Wrangler Vogue: The Sexualization of Country Music as the “exotic other” via Dwight Yoakam
by Dan Taylor
In the late Reagan through first Bush years of the late 80’s to early 90’s, it was a time rapant cultural materialism (currently manifesting itself in it’s apex of our current pop era) and repressed sexual desires of resurgent conservative mores reminiscent the 50’s. And much like gyrating moves of Elvis, too obscene for television, the late 80’s spawned it’s own hillbilly sex icon, Dwight Yoakam. Only this time he gyrated through the pop culture lens set by the anthem of the time, “Material Girl,” by his female counterpart, Madonna.
The music of Madonna related to that of Dwight Yoakam? Yes, two sides of the coin, if taken in the right way. At the same time that Madonna vogued in revealing or little to no clothes, Dwight and his ever tight jeans captured the heart of a yearning, repressed America. Like a bulging package of cultural authenticity and raw sex, he twanged the zeitgeist of the collective consciousness.
But, in a far more nebulous way, American was using both Dwight and Madonna for their sexual pop music fantasties, but not truly valuing them as artists and performers. Much like is now commonplace, and had building from Elvis and before unto this time period, the lens made Dwight appear almost animal like in his sexuality, hat always covering his mischievous and seductive face, concealing his real identity and inner life.
Madonna, the exotic Brooklyn Italian primitive, seen the same way. All sex, all movement and materialism. American wanting to authenticate its cultural roots vicariously Dwight as his hillbilly Madonna sang of the life saving virtues of “Guitars, Cadillacs, etc.” to an American thriving for consumers position to fill its culture void of a soul. Where as Dwight’s longing and hurt was real, so was that of our nation, but channeled towards false hopes and corporate products.
But, Dwight as the mysterious and animal sexual other was not allowed his real hurt, and was cast also as a dangerous villain, on the edge of violence. See his portrayal and character in the film “Slingblade,” as a savage alcoholic in a narrative whose title uses the loaded imagery of the sexual blade and penetration that Billy Bob Thornton's character used in a grisly murder linked to sex of the mother and elicit behavior. Now rural America is shown as the violent other, a scarey place, linking crimes of passion and bloodlust to erotic tastes of mainstream moviegoers.

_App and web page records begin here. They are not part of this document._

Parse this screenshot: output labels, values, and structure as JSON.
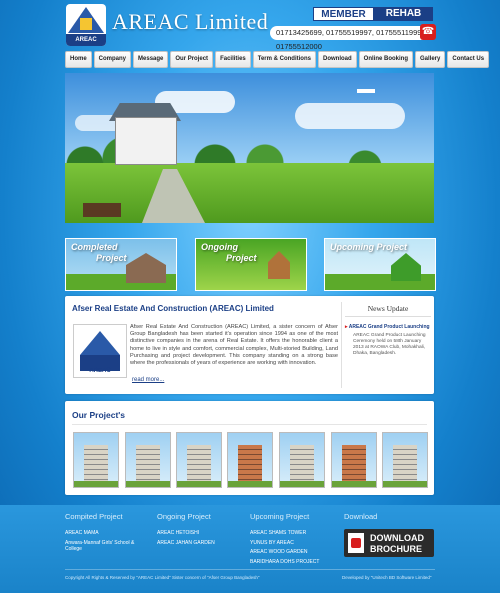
{
  "header": {
    "title": "AREAC Limited",
    "logo_text": "AREAC",
    "badge": {
      "member": "MEMBER",
      "rehab": "REHAB"
    },
    "phones": "01713425699, 01755519997, 01755511999, 01755512000",
    "phone_icon": "phone-icon"
  },
  "nav": [
    "Home",
    "Company",
    "Message",
    "Our Project",
    "Facilities",
    "Term & Conditions",
    "Download",
    "Online Booking",
    "Gallery",
    "Contact Us"
  ],
  "tiles": {
    "completed": {
      "l1": "Completed",
      "l2": "Project"
    },
    "ongoing": {
      "l1": "Ongoing",
      "l2": "Project"
    },
    "upcoming": {
      "l1": "Upcoming Project",
      "l2": ""
    }
  },
  "about": {
    "heading": "Afser Real Estate And Construction (AREAC) Limited",
    "logo_text": "AREAC",
    "body": "Afser Real Estate And Construction (AREAC) Limited, a sister concern of Afser Group Bangladesh has been started it's operation since 1994 as one of the most distinctive companies in the arena of Real Estate. It offers the honorable client a home to live in style and comfort, commercial complex, Multi-storied Building, Land Purchasing and project development. This company standing on a strong base where the professionals of years of experience are working with innovation.",
    "read_more": "read more..."
  },
  "news": {
    "heading": "News Update",
    "item_title": "AREAC Grand Product Launching",
    "item_body": "AREAC Grand Product Launching Ceremony held on 58th January 2013 at RAOWA Club, Mohakhali, Dhaka, Bangladesh."
  },
  "projects": {
    "heading": "Our Project's"
  },
  "footer": {
    "completed": {
      "heading": "Compited Project",
      "items": [
        "AREAC MAMA",
        "Anwara-Mannaf Girls&#x27; School & College"
      ]
    },
    "ongoing": {
      "heading": "Ongoing Project",
      "items": [
        "AREAC HETOISHI",
        "AREAC JAHAN GARDEN"
      ]
    },
    "upcoming": {
      "heading": "Upcoming Project",
      "items": [
        "AREAC SHAMS TOWER",
        "YUNUS BY AREAC",
        "AREAC WOOD GARDEN",
        "BARIDHARA DOHS PROJECT"
      ]
    },
    "download": {
      "heading": "Download",
      "l1": "DOWNLOAD",
      "l2": "BROCHURE"
    },
    "copyright": "Copyright All Rights & Reserved by \"AREAC Limited\" Sister concern of \"Afser Group Bangladesh\"",
    "developer": "Developed by \"Unitech BD Software Limited\""
  }
}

So, in this age that made him a star, Dwight was not framed as the caring, melancholic lover, with broken heart and sensitive tastes. His songwriting, though, would later show these sides, even if his cultural popularity began to wane. But, pop music is performance, image and showmanship. Dwight, like his idol Elvis, the other hillbilly to whom he owes a large musical debt, remains the tight jean country king of sex.